**WHAT YOU NEED TO DO**. The copy you give must match the records exactly, except that it holds no images.
——
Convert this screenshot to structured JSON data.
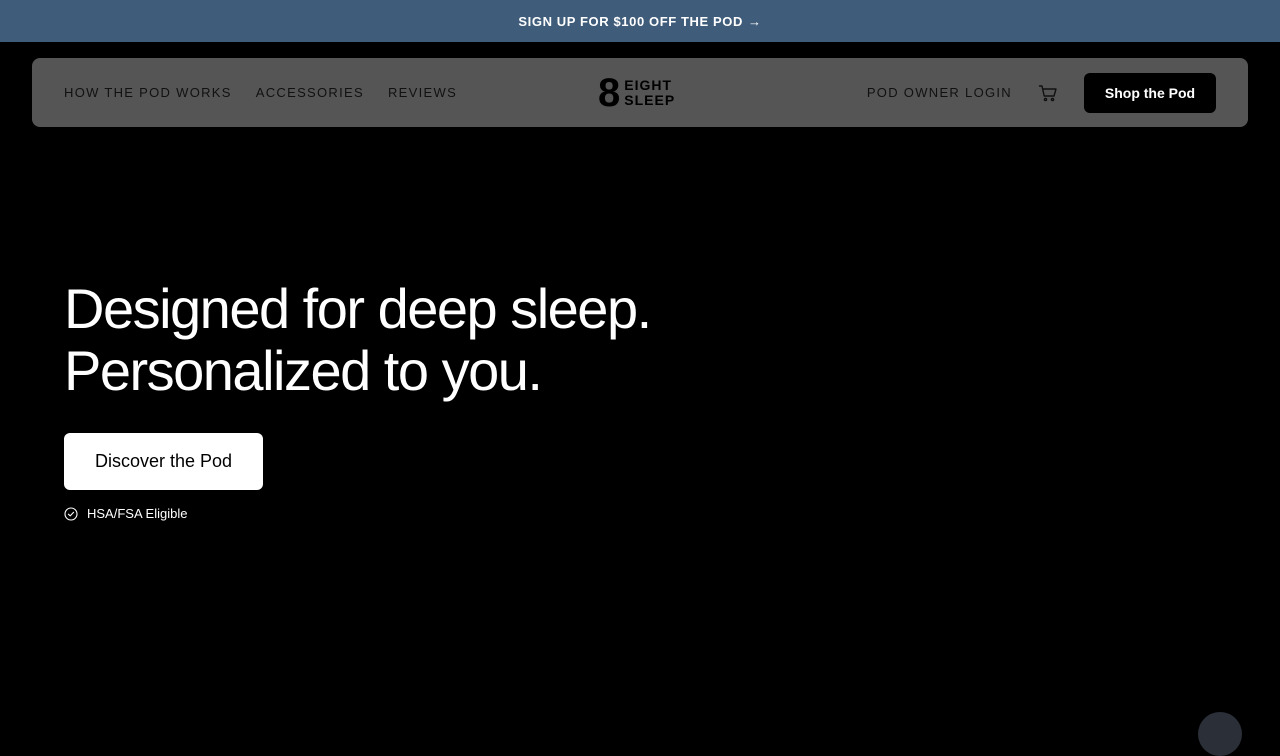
{
  "promo": {
    "text": "SIGN UP FOR $100 OFF THE POD",
    "arrow": "→"
  },
  "nav": {
    "links": [
      "HOW THE POD WORKS",
      "ACCESSORIES",
      "REVIEWS"
    ],
    "login": "POD OWNER LOGIN",
    "shop_button": "Shop the Pod"
  },
  "logo": {
    "mark": "8",
    "line1": "EIGHT",
    "line2": "SLEEP"
  },
  "hero": {
    "title_line1": "Designed for deep sleep.",
    "title_line2": "Personalized to you.",
    "cta": "Discover the Pod",
    "eligible": "HSA/FSA Eligible"
  },
  "icons": {
    "cart": "cart-icon",
    "check": "check-circle-icon",
    "arrow": "arrow-right-icon"
  },
  "colors": {
    "promo_bg": "#3f5c7a",
    "nav_bg": "#555555",
    "page_bg": "#000000",
    "cta_bg": "#ffffff",
    "shop_bg": "#000000"
  }
}
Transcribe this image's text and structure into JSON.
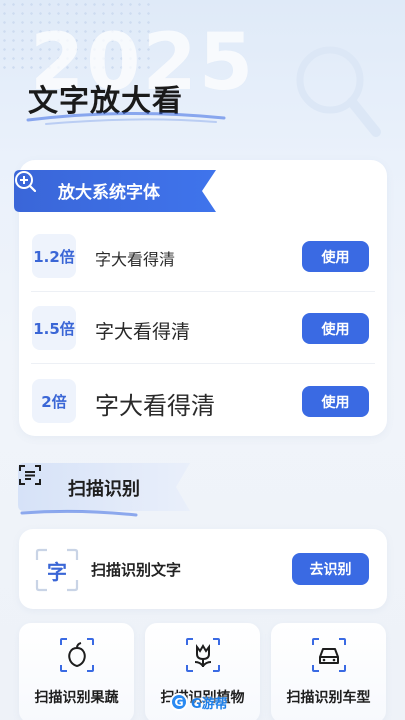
{
  "hero": {
    "year": "2025",
    "title": "文字放大看"
  },
  "zoom_section": {
    "title": "放大系统字体",
    "rows": [
      {
        "badge": "1.2倍",
        "sample": "字大看得清",
        "button": "使用"
      },
      {
        "badge": "1.5倍",
        "sample": "字大看得清",
        "button": "使用"
      },
      {
        "badge": "2倍",
        "sample": "字大看得清",
        "button": "使用"
      }
    ]
  },
  "scan_section": {
    "title": "扫描识别",
    "text_card": {
      "icon_char": "字",
      "label": "扫描识别文字",
      "button": "去识别"
    },
    "tiles": [
      {
        "label": "扫描识别果蔬",
        "icon": "fruit-icon"
      },
      {
        "label": "扫描识别植物",
        "icon": "plant-icon"
      },
      {
        "label": "扫描识别车型",
        "icon": "car-icon"
      }
    ]
  },
  "watermark": {
    "badge": "G",
    "text": "G游帮"
  },
  "colors": {
    "accent": "#3a6ae3",
    "badge_bg": "#eef3fc",
    "background": "#eef2f8"
  }
}
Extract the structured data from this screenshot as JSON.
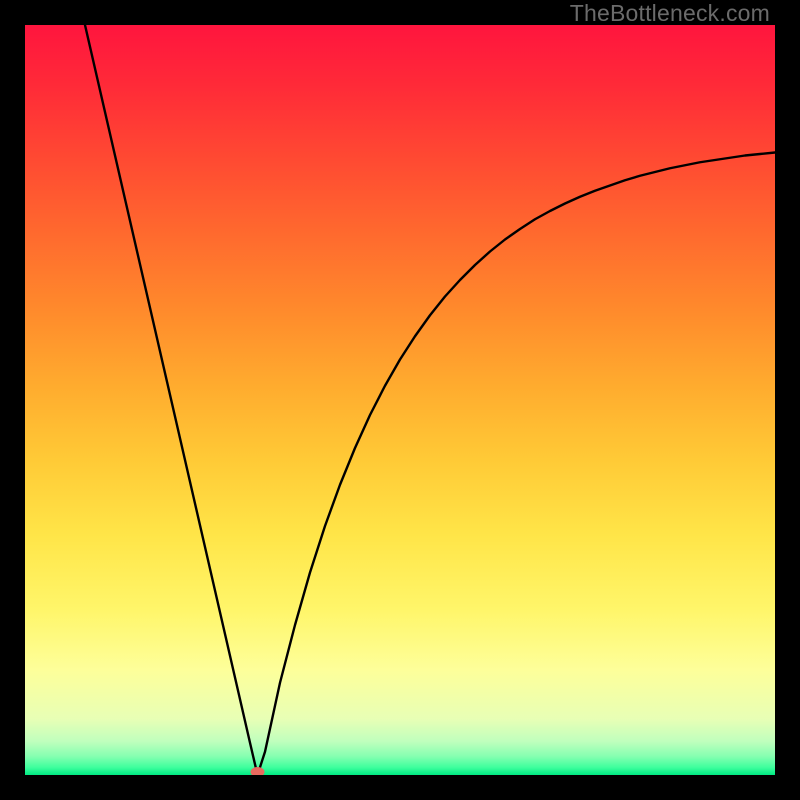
{
  "watermark": {
    "text": "TheBottleneck.com"
  },
  "chart_data": {
    "type": "line",
    "title": "",
    "xlabel": "",
    "ylabel": "",
    "xlim": [
      0,
      100
    ],
    "ylim": [
      0,
      100
    ],
    "grid": false,
    "background_gradient": {
      "stops": [
        {
          "offset": 0.0,
          "color": "#ff153e"
        },
        {
          "offset": 0.08,
          "color": "#ff2a38"
        },
        {
          "offset": 0.18,
          "color": "#ff4a32"
        },
        {
          "offset": 0.28,
          "color": "#ff6a2e"
        },
        {
          "offset": 0.38,
          "color": "#ff8a2c"
        },
        {
          "offset": 0.48,
          "color": "#ffab2e"
        },
        {
          "offset": 0.58,
          "color": "#ffca36"
        },
        {
          "offset": 0.68,
          "color": "#ffe548"
        },
        {
          "offset": 0.78,
          "color": "#fff66a"
        },
        {
          "offset": 0.86,
          "color": "#fdff9a"
        },
        {
          "offset": 0.925,
          "color": "#e8ffb5"
        },
        {
          "offset": 0.955,
          "color": "#c0ffbd"
        },
        {
          "offset": 0.975,
          "color": "#86ffb1"
        },
        {
          "offset": 0.99,
          "color": "#3dff9d"
        },
        {
          "offset": 1.0,
          "color": "#00e982"
        }
      ]
    },
    "curve": {
      "minimum_x": 31,
      "left_start": {
        "x": 8,
        "y": 100
      },
      "right_end": {
        "x": 100,
        "y": 83
      },
      "points": [
        {
          "x": 8,
          "y": 100.0
        },
        {
          "x": 10,
          "y": 91.3
        },
        {
          "x": 12,
          "y": 82.6
        },
        {
          "x": 14,
          "y": 73.9
        },
        {
          "x": 16,
          "y": 65.2
        },
        {
          "x": 18,
          "y": 56.5
        },
        {
          "x": 20,
          "y": 47.8
        },
        {
          "x": 22,
          "y": 39.1
        },
        {
          "x": 24,
          "y": 30.4
        },
        {
          "x": 26,
          "y": 21.7
        },
        {
          "x": 28,
          "y": 13.0
        },
        {
          "x": 30,
          "y": 4.3
        },
        {
          "x": 31,
          "y": 0.0
        },
        {
          "x": 32,
          "y": 3.1
        },
        {
          "x": 34,
          "y": 12.3
        },
        {
          "x": 36,
          "y": 20.0
        },
        {
          "x": 38,
          "y": 27.0
        },
        {
          "x": 40,
          "y": 33.2
        },
        {
          "x": 42,
          "y": 38.7
        },
        {
          "x": 44,
          "y": 43.6
        },
        {
          "x": 46,
          "y": 48.0
        },
        {
          "x": 48,
          "y": 51.9
        },
        {
          "x": 50,
          "y": 55.4
        },
        {
          "x": 52,
          "y": 58.5
        },
        {
          "x": 54,
          "y": 61.3
        },
        {
          "x": 56,
          "y": 63.8
        },
        {
          "x": 58,
          "y": 66.0
        },
        {
          "x": 60,
          "y": 68.0
        },
        {
          "x": 62,
          "y": 69.8
        },
        {
          "x": 64,
          "y": 71.4
        },
        {
          "x": 66,
          "y": 72.8
        },
        {
          "x": 68,
          "y": 74.1
        },
        {
          "x": 70,
          "y": 75.2
        },
        {
          "x": 72,
          "y": 76.2
        },
        {
          "x": 74,
          "y": 77.1
        },
        {
          "x": 76,
          "y": 77.9
        },
        {
          "x": 78,
          "y": 78.6
        },
        {
          "x": 80,
          "y": 79.3
        },
        {
          "x": 82,
          "y": 79.9
        },
        {
          "x": 84,
          "y": 80.4
        },
        {
          "x": 86,
          "y": 80.9
        },
        {
          "x": 88,
          "y": 81.3
        },
        {
          "x": 90,
          "y": 81.7
        },
        {
          "x": 92,
          "y": 82.0
        },
        {
          "x": 94,
          "y": 82.3
        },
        {
          "x": 96,
          "y": 82.6
        },
        {
          "x": 98,
          "y": 82.8
        },
        {
          "x": 100,
          "y": 83.0
        }
      ]
    },
    "marker": {
      "x": 31,
      "y": 0,
      "color": "#e86a5f",
      "rx": 7,
      "ry": 5
    }
  }
}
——
**TASK RESPONSE**.
Convert this screenshot to structured JSON data.
{
  "promo": {
    "text": "SIGN UP FOR $100 OFF THE POD",
    "arrow": "→"
  },
  "nav": {
    "links": [
      "HOW THE POD WORKS",
      "ACCESSORIES",
      "REVIEWS"
    ],
    "login": "POD OWNER LOGIN",
    "shop_button": "Shop the Pod"
  },
  "logo": {
    "mark": "8",
    "line1": "EIGHT",
    "line2": "SLEEP"
  },
  "hero": {
    "title_line1": "Designed for deep sleep.",
    "title_line2": "Personalized to you.",
    "cta": "Discover the Pod",
    "eligible": "HSA/FSA Eligible"
  },
  "icons": {
    "cart": "cart-icon",
    "check": "check-circle-icon",
    "arrow": "arrow-right-icon"
  },
  "colors": {
    "promo_bg": "#3f5c7a",
    "nav_bg": "#555555",
    "page_bg": "#000000",
    "cta_bg": "#ffffff",
    "shop_bg": "#000000"
  }
}
Transcribe this image's text and structure into JSON.
{
  "hero": {
    "year": "2025",
    "title": "文字放大看"
  },
  "zoom_section": {
    "title": "放大系统字体",
    "rows": [
      {
        "badge": "1.2倍",
        "sample": "字大看得清",
        "button": "使用"
      },
      {
        "badge": "1.5倍",
        "sample": "字大看得清",
        "button": "使用"
      },
      {
        "badge": "2倍",
        "sample": "字大看得清",
        "button": "使用"
      }
    ]
  },
  "scan_section": {
    "title": "扫描识别",
    "text_card": {
      "icon_char": "字",
      "label": "扫描识别文字",
      "button": "去识别"
    },
    "tiles": [
      {
        "label": "扫描识别果蔬",
        "icon": "fruit-icon"
      },
      {
        "label": "扫描识别植物",
        "icon": "plant-icon"
      },
      {
        "label": "扫描识别车型",
        "icon": "car-icon"
      }
    ]
  },
  "watermark": {
    "badge": "G",
    "text": "G游帮"
  },
  "colors": {
    "accent": "#3a6ae3",
    "badge_bg": "#eef3fc",
    "background": "#eef2f8"
  }
}
Extract the structured data from this screenshot as JSON.
{
  "watermark": {
    "text": "TheBottleneck.com"
  },
  "chart_data": {
    "type": "line",
    "title": "",
    "xlabel": "",
    "ylabel": "",
    "xlim": [
      0,
      100
    ],
    "ylim": [
      0,
      100
    ],
    "grid": false,
    "background_gradient": {
      "stops": [
        {
          "offset": 0.0,
          "color": "#ff153e"
        },
        {
          "offset": 0.08,
          "color": "#ff2a38"
        },
        {
          "offset": 0.18,
          "color": "#ff4a32"
        },
        {
          "offset": 0.28,
          "color": "#ff6a2e"
        },
        {
          "offset": 0.38,
          "color": "#ff8a2c"
        },
        {
          "offset": 0.48,
          "color": "#ffab2e"
        },
        {
          "offset": 0.58,
          "color": "#ffca36"
        },
        {
          "offset": 0.68,
          "color": "#ffe548"
        },
        {
          "offset": 0.78,
          "color": "#fff66a"
        },
        {
          "offset": 0.86,
          "color": "#fdff9a"
        },
        {
          "offset": 0.925,
          "color": "#e8ffb5"
        },
        {
          "offset": 0.955,
          "color": "#c0ffbd"
        },
        {
          "offset": 0.975,
          "color": "#86ffb1"
        },
        {
          "offset": 0.99,
          "color": "#3dff9d"
        },
        {
          "offset": 1.0,
          "color": "#00e982"
        }
      ]
    },
    "curve": {
      "minimum_x": 31,
      "left_start": {
        "x": 8,
        "y": 100
      },
      "right_end": {
        "x": 100,
        "y": 83
      },
      "points": [
        {
          "x": 8,
          "y": 100.0
        },
        {
          "x": 10,
          "y": 91.3
        },
        {
          "x": 12,
          "y": 82.6
        },
        {
          "x": 14,
          "y": 73.9
        },
        {
          "x": 16,
          "y": 65.2
        },
        {
          "x": 18,
          "y": 56.5
        },
        {
          "x": 20,
          "y": 47.8
        },
        {
          "x": 22,
          "y": 39.1
        },
        {
          "x": 24,
          "y": 30.4
        },
        {
          "x": 26,
          "y": 21.7
        },
        {
          "x": 28,
          "y": 13.0
        },
        {
          "x": 30,
          "y": 4.3
        },
        {
          "x": 31,
          "y": 0.0
        },
        {
          "x": 32,
          "y": 3.1
        },
        {
          "x": 34,
          "y": 12.3
        },
        {
          "x": 36,
          "y": 20.0
        },
        {
          "x": 38,
          "y": 27.0
        },
        {
          "x": 40,
          "y": 33.2
        },
        {
          "x": 42,
          "y": 38.7
        },
        {
          "x": 44,
          "y": 43.6
        },
        {
          "x": 46,
          "y": 48.0
        },
        {
          "x": 48,
          "y": 51.9
        },
        {
          "x": 50,
          "y": 55.4
        },
        {
          "x": 52,
          "y": 58.5
        },
        {
          "x": 54,
          "y": 61.3
        },
        {
          "x": 56,
          "y": 63.8
        },
        {
          "x": 58,
          "y": 66.0
        },
        {
          "x": 60,
          "y": 68.0
        },
        {
          "x": 62,
          "y": 69.8
        },
        {
          "x": 64,
          "y": 71.4
        },
        {
          "x": 66,
          "y": 72.8
        },
        {
          "x": 68,
          "y": 74.1
        },
        {
          "x": 70,
          "y": 75.2
        },
        {
          "x": 72,
          "y": 76.2
        },
        {
          "x": 74,
          "y": 77.1
        },
        {
          "x": 76,
          "y": 77.9
        },
        {
          "x": 78,
          "y": 78.6
        },
        {
          "x": 80,
          "y": 79.3
        },
        {
          "x": 82,
          "y": 79.9
        },
        {
          "x": 84,
          "y": 80.4
        },
        {
          "x": 86,
          "y": 80.9
        },
        {
          "x": 88,
          "y": 81.3
        },
        {
          "x": 90,
          "y": 81.7
        },
        {
          "x": 92,
          "y": 82.0
        },
        {
          "x": 94,
          "y": 82.3
        },
        {
          "x": 96,
          "y": 82.6
        },
        {
          "x": 98,
          "y": 82.8
        },
        {
          "x": 100,
          "y": 83.0
        }
      ]
    },
    "marker": {
      "x": 31,
      "y": 0,
      "color": "#e86a5f",
      "rx": 7,
      "ry": 5
    }
  }
}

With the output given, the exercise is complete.